The owners of a Down River Road property are seeking permission to raze an existing two-family house and build two detached single-family homes there. The plan for 6 Down River Road will “contribute positively to the surrounding area and align with the zoning regulations,” according to a statement that accompanies a Special Permit application filed with the Planning & Zoning Commission. Each 2.5-story unit will offer 1,250 square feet of living space and a two-car garage, the application said. “The proposed structures, including buildings, walls and fences, as well as planned activities and landscaping, are meticulously designed to complement the surroundings without hindering adjacent land use or diminishing property values,” it said. “The decision to opt for detached units is in response to the lot’s narrowness, avoiding a large, incongruent structure.

Town Seeks P&Z Approval for LED Message Board at Farm and South

Town officials are seeking permission from the Planning & Zoning Commission to install a LED message board at the corner of Farm Road and South Avenue. Known to locals and passersby for a wooden fence where varsity sports and other school events are promoted on mounted posters and signs, the conspicuous corner would see a non-illuminated, black screen nearly 8 feet tall and 18 feet wide mounted in the ground, according to a sign permit application filed with P&Z by Public Works Director Tiger Mann. “The Department of Public Works is requesting an 8-24 Review and Approval for the installation of a new LED Sign at the intersection of Farm Road and South Avenue to replace the existing wood fence and athletic event signage,” Mann said in an Oct. 11 memo to Town Planner Sarah Carey—a request for a state-mandated P&Z referral that forms part of the town’s application. “The sign will be used by the NC High School to promote sporting and cultural events at the High School as well as for emergency usage and notifications of various civic events by our Emergency Services Departments and the Department of Public Works.”

First Selectman Kevin Moynihan and his Administrative Officer Tucker Murphy are copied on the memo.

Planning & Zoning Commission Approves Special Permit for Newly Purchased Land Trust Property on Valley Road

The Planning & Zoning Commission on Tuesday approved a special permit for 1124 Valley Road that will enable the New Canaan Land Trust to establish its headquarters in the circa-1750 farmhouse located on the property, which abuts the Grupes Reservoir. The approval of the special permit follows the Land Trust’s purchase of the antique home from the First Taxing District (FTD) of Norwalk, which acts as a municipal water company.
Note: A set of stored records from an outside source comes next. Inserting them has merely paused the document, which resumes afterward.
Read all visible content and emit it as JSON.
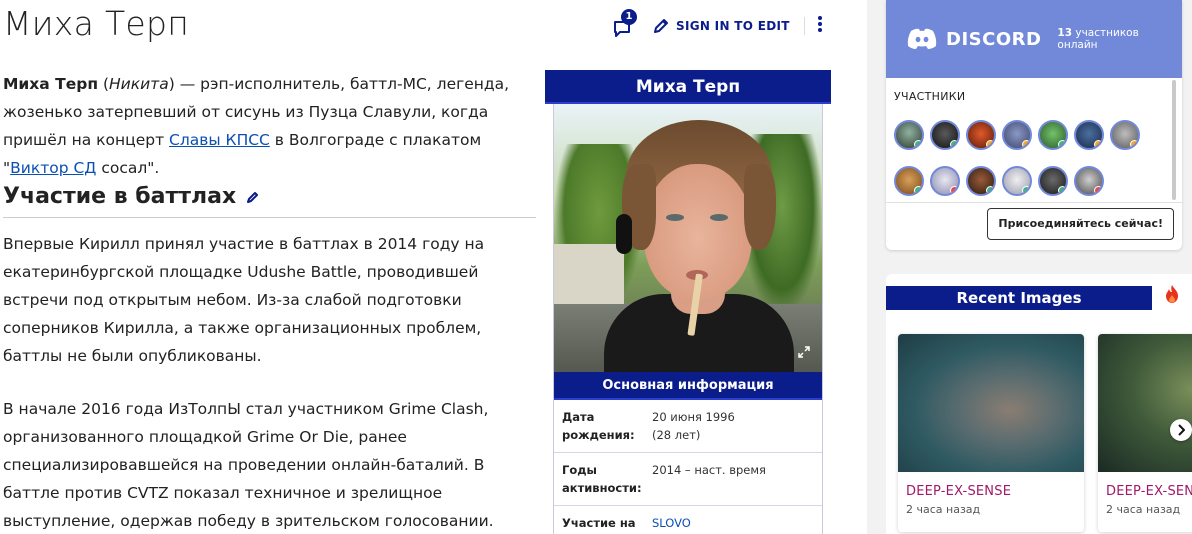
{
  "page": {
    "title": "Миха Терп",
    "comment_count": "1",
    "sign_in_label": "SIGN IN TO EDIT"
  },
  "intro": {
    "name_bold": "Миха Терп",
    "alias": "Никита",
    "text_1": " — рэп-исполнитель, баттл-МС, легенда, жозенько затерпевший от сисунь из Пузца Славули, когда пришёл на концерт ",
    "link_1": "Славы КПСС",
    "text_2": " в Волгограде с плакатом \"",
    "link_2": "Виктор СД",
    "text_3": " сосал\"."
  },
  "section": {
    "heading": "Участие в баттлах",
    "para_1": "Впервые Кирилл принял участие в баттлах в 2014 году на екатеринбургской площадке Udushe Battle, проводившей встречи под открытым небом. Из-за слабой подготовки соперников Кирилла, а также организационных проблем, баттлы не были опубликованы.",
    "para_2": "В начале 2016 года ИзТолпЫ стал участником Grime Clash, организованного площадкой Grime Or Die, ранее специализировавшейся на проведении онлайн-баталий. В баттле против CVTZ показал техничное и зрелищное выступление, одержав победу в зрительском голосовании."
  },
  "infobox": {
    "title": "Миха Терп",
    "section_label": "Основная информация",
    "rows": [
      {
        "label": "Дата рождения:",
        "value": "20 июня 1996",
        "value2": "(28 лет)"
      },
      {
        "label": "Годы активности:",
        "value": "2014 – наст. время",
        "value2": ""
      },
      {
        "label": "Участие на",
        "value": "SLOVO",
        "value2": ""
      }
    ]
  },
  "discord": {
    "brand": "DISCORD",
    "online_count": "13",
    "online_text": "участников онлайн",
    "members_label": "УЧАСТНИКИ",
    "join_label": "Присоединяйтесь сейчас!",
    "colors": {
      "header": "#7289da",
      "online": "#43b581",
      "idle": "#faa61a",
      "dnd": "#f04747"
    }
  },
  "recent": {
    "heading": "Recent Images",
    "cards": [
      {
        "title": "DEEP-EX-SENSE",
        "time": "2 часа назад"
      },
      {
        "title": "DEEP-EX-SENSE",
        "time": "2 часа назад"
      }
    ]
  },
  "icons": [
    "comment-icon",
    "pencil-icon",
    "more-icon",
    "discord-icon",
    "expand-icon",
    "fire-icon",
    "chevron-right-icon"
  ]
}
The town contributed $150,000 toward the purchase. In terms of acreage, the Land Trust and FTD are two of the largest land owners in New Canaan. Under the terms of the private land deal, 1.82 acres of the four-acre property will be deeded to the Land Trust by FTD.

P&Z To Weigh Change to Allowable Heights of Retaining Walls
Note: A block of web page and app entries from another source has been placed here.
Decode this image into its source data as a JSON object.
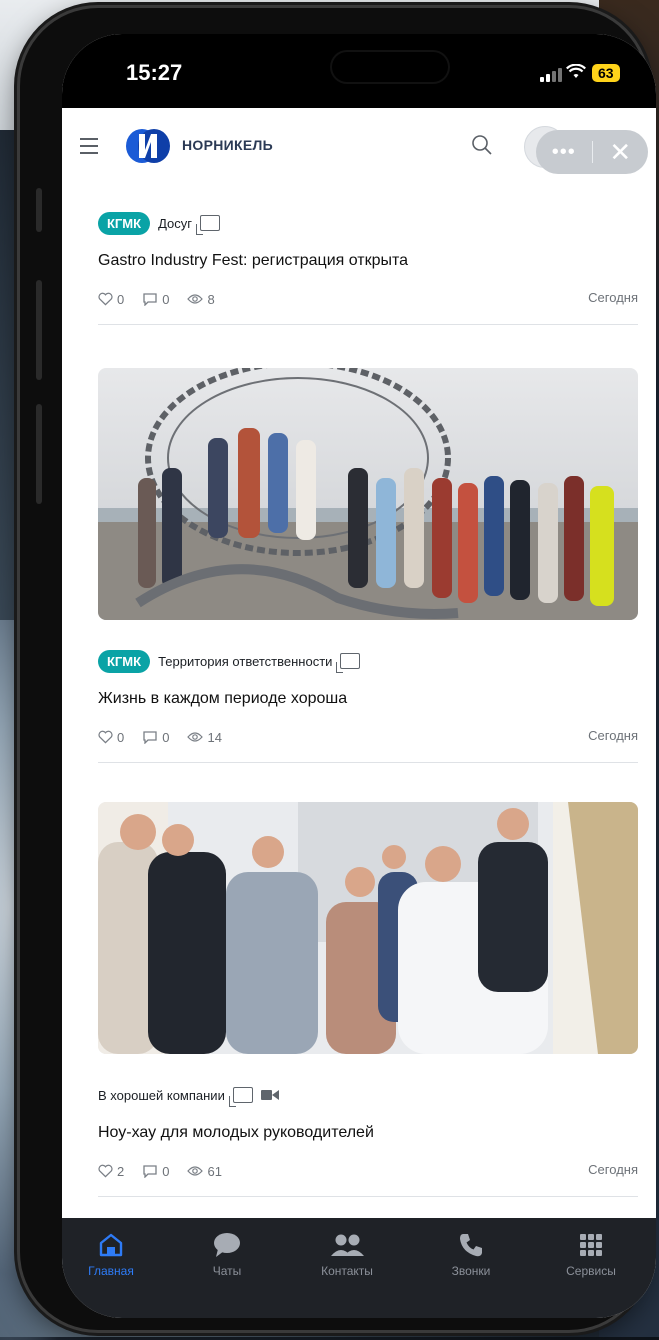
{
  "status_bar": {
    "time": "15:27",
    "battery": "63"
  },
  "header": {
    "brand": "НОРНИКЕЛЬ"
  },
  "posts": [
    {
      "badge": "КГМК",
      "category": "Досуг",
      "title": "Gastro Industry Fest: регистрация открыта",
      "likes": "0",
      "comments": "0",
      "views": "8",
      "date": "Сегодня"
    },
    {
      "badge": "КГМК",
      "category": "Территория ответственности",
      "title": "Жизнь в каждом периоде хороша",
      "likes": "0",
      "comments": "0",
      "views": "14",
      "date": "Сегодня"
    },
    {
      "category": "В хорошей компании",
      "title": "Ноу-хау для молодых руководителей",
      "likes": "2",
      "comments": "0",
      "views": "61",
      "date": "Сегодня"
    }
  ],
  "tabbar": {
    "items": [
      {
        "label": "Главная",
        "icon": "home-icon",
        "active": true
      },
      {
        "label": "Чаты",
        "icon": "chat-icon"
      },
      {
        "label": "Контакты",
        "icon": "contacts-icon"
      },
      {
        "label": "Звонки",
        "icon": "phone-icon"
      },
      {
        "label": "Сервисы",
        "icon": "grid-icon"
      }
    ]
  },
  "colors": {
    "accent_teal": "#0aa3a6",
    "active_tab": "#2e7bf6",
    "brand_blue": "#1b5bd6"
  }
}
In the past three years, the town has issued 25 permits for retaining walls higher than four feet, including 10 over six feet, though one section of the New Canaan Zoning Regulations outright forbids retaining walls taller than four feet in Residential and Special Zones, officials say. At the same time, another section of the regulations states that retaining walls higher than four feet simply require a zoning permit, Town Planner Sarah Carey noted in a memo ahead of the Planning & Zoning Commission’s regular meeting at 6 p.m Tuesday. 

“It is recommended that we clean up this regulation to take a clear position on the permitted height of retaining walls in Residential and Special Zones,” Carey wrote in the memo, which forms part of the public packet for the meeting. 

“Staff recommends that there be no height limit on retaining walls but rather a special permit be required in certain instances,” she said. The discrepancy—in Section 6.5.B of the regulations (page 153 here)—recently was brought to the attention of town staff, Carey said. In the past three years, the town has permitted retaining walls higher than four feet in Residential Zones, she said, “sometimes administratively, sometimes requiring a special permit.”

“The Commission in 2022 granted at least 2 Special Permits that had proposed retaining walls over 4ft in height in Residential Zones,” Carey said, citing properties on Brushy Ridge Road and Oenoke Ridge. To address the discrepancy, P&Z will consider text amendments to Section 6.5.B.